Published by the students of Westminster School
By Francesca Bradley ’21
(Image Credits: Bangkok Post - Zhou Xiaoxuan; AFP/via BBC - Protestors outside of Xiaoxuan’s hearing in Beijing.)
In an authoritarian country like China, the #MeToo movement has faced significant challenges because many allegations have been censored to protect the reputation of household names and others. Yet, China’s efforts to silence these stories have not stopped the most determined and resilient women.
It started in the summer of 2018 after Zhou Xiaoxuan found out about the Harvey Weinstein scandals and wrote a 3,000-word essay about her experience with sexual harassment while interning at China Central Television.

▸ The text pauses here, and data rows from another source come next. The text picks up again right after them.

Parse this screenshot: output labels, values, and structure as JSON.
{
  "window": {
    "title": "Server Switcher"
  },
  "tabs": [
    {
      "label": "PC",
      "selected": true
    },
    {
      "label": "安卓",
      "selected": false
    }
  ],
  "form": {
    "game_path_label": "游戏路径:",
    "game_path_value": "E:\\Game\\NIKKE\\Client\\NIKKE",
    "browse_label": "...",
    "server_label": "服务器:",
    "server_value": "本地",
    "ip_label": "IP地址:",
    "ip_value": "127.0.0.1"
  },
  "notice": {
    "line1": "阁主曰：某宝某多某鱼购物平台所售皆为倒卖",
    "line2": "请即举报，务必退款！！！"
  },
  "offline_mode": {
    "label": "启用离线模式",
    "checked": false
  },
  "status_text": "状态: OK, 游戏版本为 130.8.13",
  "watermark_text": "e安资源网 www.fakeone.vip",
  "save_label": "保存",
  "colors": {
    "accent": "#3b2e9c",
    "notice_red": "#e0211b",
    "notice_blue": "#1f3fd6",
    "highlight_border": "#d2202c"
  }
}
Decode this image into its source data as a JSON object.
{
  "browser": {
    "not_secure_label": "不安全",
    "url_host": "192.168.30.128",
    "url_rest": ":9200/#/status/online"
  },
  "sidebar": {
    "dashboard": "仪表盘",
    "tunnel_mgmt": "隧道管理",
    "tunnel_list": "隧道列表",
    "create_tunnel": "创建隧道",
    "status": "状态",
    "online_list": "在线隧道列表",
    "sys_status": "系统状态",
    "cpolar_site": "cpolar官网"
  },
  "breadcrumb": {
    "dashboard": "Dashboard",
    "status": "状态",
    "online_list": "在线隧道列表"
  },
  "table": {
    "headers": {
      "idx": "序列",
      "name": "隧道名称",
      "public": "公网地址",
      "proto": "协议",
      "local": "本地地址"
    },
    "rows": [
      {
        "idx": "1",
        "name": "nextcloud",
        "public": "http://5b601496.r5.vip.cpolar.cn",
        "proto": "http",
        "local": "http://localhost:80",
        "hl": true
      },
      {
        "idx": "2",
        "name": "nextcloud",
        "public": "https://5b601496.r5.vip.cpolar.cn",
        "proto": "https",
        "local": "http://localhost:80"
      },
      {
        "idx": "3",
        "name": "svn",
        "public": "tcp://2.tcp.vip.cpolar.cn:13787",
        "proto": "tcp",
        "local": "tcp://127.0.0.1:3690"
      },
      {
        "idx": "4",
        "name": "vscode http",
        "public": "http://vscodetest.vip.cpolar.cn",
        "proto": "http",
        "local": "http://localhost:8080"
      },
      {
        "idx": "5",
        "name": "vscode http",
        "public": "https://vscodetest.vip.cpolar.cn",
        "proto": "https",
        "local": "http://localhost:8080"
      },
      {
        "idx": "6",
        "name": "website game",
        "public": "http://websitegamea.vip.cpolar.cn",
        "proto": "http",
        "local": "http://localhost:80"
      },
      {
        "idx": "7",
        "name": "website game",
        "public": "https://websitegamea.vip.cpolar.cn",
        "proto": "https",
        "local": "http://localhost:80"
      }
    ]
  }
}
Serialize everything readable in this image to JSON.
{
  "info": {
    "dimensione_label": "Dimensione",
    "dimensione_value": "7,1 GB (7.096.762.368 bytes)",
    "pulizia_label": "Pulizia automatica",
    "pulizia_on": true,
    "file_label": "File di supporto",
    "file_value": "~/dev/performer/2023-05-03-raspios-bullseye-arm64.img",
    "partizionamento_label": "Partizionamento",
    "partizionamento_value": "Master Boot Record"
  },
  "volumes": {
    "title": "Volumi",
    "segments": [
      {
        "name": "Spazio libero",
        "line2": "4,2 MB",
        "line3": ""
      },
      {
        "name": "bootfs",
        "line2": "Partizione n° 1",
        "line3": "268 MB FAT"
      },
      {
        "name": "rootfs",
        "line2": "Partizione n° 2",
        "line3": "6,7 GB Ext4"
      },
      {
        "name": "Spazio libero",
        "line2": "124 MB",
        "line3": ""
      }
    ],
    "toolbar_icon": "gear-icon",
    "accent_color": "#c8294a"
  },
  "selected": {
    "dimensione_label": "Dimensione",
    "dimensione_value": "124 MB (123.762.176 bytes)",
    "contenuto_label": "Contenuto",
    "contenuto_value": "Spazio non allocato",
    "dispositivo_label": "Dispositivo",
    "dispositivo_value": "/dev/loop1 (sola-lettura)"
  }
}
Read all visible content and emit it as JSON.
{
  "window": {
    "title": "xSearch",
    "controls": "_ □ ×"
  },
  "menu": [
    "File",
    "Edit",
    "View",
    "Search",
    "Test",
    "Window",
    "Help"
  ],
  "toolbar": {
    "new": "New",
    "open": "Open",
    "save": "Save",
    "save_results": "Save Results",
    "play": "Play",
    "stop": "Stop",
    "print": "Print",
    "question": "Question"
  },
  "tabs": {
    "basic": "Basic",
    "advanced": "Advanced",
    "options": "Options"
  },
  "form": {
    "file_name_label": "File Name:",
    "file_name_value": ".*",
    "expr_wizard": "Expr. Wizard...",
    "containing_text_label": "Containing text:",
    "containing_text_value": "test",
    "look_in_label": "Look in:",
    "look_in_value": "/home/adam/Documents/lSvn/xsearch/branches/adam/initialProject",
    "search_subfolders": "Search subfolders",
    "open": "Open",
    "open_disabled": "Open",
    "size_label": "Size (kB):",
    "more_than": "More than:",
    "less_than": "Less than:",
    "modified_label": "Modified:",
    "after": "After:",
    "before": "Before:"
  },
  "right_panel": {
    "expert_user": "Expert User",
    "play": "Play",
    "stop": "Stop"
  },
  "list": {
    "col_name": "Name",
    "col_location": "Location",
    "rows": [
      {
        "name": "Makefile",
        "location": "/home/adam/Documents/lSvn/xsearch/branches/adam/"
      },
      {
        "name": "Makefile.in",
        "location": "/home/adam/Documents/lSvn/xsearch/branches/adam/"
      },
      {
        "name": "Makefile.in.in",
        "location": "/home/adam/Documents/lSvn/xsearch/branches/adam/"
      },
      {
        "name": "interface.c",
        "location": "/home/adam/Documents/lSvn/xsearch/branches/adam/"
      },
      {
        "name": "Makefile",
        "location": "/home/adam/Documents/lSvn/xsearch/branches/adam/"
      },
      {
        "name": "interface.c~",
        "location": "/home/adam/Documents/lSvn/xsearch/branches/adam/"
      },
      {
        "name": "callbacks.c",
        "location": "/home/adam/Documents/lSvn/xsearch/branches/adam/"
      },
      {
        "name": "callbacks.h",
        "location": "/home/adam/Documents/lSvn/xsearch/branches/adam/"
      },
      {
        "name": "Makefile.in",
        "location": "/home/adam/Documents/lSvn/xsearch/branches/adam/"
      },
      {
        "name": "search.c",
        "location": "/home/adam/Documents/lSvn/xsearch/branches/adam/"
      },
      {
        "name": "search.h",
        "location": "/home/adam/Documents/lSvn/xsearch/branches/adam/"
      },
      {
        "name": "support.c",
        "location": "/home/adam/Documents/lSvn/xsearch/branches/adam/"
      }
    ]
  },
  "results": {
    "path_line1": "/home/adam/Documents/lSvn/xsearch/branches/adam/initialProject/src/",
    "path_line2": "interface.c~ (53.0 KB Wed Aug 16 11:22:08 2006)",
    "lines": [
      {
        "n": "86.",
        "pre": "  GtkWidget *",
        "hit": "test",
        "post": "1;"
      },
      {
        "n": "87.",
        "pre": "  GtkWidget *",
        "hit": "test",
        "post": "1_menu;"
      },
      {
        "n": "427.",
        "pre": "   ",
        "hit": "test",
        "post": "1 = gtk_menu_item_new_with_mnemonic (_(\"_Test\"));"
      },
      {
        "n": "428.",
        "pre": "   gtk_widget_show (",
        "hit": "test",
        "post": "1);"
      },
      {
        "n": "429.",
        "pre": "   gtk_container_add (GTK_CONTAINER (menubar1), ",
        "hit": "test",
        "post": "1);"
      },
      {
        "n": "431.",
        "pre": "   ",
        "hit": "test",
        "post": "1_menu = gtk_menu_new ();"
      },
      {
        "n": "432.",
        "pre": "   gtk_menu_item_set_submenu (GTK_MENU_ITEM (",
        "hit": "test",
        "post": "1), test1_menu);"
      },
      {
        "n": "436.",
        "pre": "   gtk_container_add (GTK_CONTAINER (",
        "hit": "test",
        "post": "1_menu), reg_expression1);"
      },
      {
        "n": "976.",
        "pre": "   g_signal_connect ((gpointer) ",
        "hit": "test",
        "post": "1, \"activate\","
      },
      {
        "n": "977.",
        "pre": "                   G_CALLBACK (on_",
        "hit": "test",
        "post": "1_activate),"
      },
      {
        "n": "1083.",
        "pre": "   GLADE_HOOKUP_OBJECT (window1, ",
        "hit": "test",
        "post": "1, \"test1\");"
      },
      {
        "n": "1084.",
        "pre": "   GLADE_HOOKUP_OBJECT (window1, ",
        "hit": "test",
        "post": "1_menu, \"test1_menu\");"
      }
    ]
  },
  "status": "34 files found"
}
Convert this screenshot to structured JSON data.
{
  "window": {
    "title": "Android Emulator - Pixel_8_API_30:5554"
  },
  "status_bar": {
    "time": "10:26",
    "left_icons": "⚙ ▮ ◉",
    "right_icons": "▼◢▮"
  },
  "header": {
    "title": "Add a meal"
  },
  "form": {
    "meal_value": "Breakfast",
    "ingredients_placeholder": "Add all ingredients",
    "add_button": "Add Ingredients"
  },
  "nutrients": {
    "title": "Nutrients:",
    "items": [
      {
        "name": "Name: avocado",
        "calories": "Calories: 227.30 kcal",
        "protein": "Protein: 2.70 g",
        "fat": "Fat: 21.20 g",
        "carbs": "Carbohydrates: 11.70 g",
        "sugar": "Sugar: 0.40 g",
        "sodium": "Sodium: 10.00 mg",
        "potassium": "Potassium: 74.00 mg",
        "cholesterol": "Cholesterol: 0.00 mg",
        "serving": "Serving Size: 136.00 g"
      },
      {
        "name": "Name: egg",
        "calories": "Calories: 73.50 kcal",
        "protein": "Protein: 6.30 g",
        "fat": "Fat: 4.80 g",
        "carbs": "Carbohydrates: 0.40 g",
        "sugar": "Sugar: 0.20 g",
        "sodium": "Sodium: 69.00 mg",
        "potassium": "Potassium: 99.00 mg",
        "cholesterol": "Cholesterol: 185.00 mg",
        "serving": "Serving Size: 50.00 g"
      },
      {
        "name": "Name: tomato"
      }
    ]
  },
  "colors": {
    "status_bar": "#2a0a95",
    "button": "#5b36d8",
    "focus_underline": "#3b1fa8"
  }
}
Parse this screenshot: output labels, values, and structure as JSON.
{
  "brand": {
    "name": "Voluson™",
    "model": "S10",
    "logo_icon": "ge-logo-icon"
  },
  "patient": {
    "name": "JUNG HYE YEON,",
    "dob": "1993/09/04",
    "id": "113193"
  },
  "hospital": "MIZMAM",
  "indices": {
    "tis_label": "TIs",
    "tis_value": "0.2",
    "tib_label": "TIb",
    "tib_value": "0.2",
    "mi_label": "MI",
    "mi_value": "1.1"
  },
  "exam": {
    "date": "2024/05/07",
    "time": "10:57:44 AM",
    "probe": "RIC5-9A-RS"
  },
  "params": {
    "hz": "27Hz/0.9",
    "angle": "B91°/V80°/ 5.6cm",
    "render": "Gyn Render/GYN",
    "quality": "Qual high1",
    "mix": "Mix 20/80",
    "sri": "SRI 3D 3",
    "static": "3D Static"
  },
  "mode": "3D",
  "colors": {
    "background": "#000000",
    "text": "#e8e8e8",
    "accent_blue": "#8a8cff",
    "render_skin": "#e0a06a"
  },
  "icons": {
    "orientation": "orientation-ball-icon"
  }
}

Xiaoxuan said she was invited to enter the fitting room of Zhu Jun, one of the country’s most well-known hosts, who forcibly kissed and groped 25-year-old Xiaoxuan. The local police told her to drop the accusation as Zhu had a “positive impact” on society, which she would not want to ruin. Xiaoxuan’s essay was quickly shared and spread across the country. The Chinese government was soon intervening in the media coverage, blocking people and banning comments; however, Xiaoxuan had already emerged as a hero and a leader of the #MeToo movement in China. She encouraged women to speak up and fight the patriarchal society. A few weeks later, Zhu sued Xiaoxuan for “damaging his reputation and mental well-being.” He denied the accusations, saying they were “blatantly fabricated and viciously spread.”
There are laws in China banning sexual misconduct, but there is a lack of clarity on what constitutes sexual harassment. Even if a case makes it to court, the alleged perpetrator has the upper hand as many men and women do not believe the victims. Xiaoxuan was accused of having a delusional disorder and had to prove she was a “normal person.” Many sexual harassment cases are dismissed because they “lack evidence.”
While progress has been made and some definitions have been clarified, there is little outlining of the consequences if the law is broken. According to a 2018 survey of more than 100 respondents, “81% of their companies did not have anti-sexual harassment policies on the books, while another 12% did, but did not enforce them. Only 7% of respondents, according to this poll, said their companies operated such a policy.” While there are still far too many women suffering from sexual abuse in China, strong leaders like Xiaoxuan are making room for women to speak up and share their stories.
Ni, Vincent. “China #MeToo: Court to hear landmark case of intern versus TV star.” BBC,
December 2, 2020. Accessed January 26, 2021.
Hernadez, C. Javier. “She’s on a #MeToo Mission in China, Battling Censors and Lawsuits.” New York Times, January 4, 2019. Accessed January 26 2021.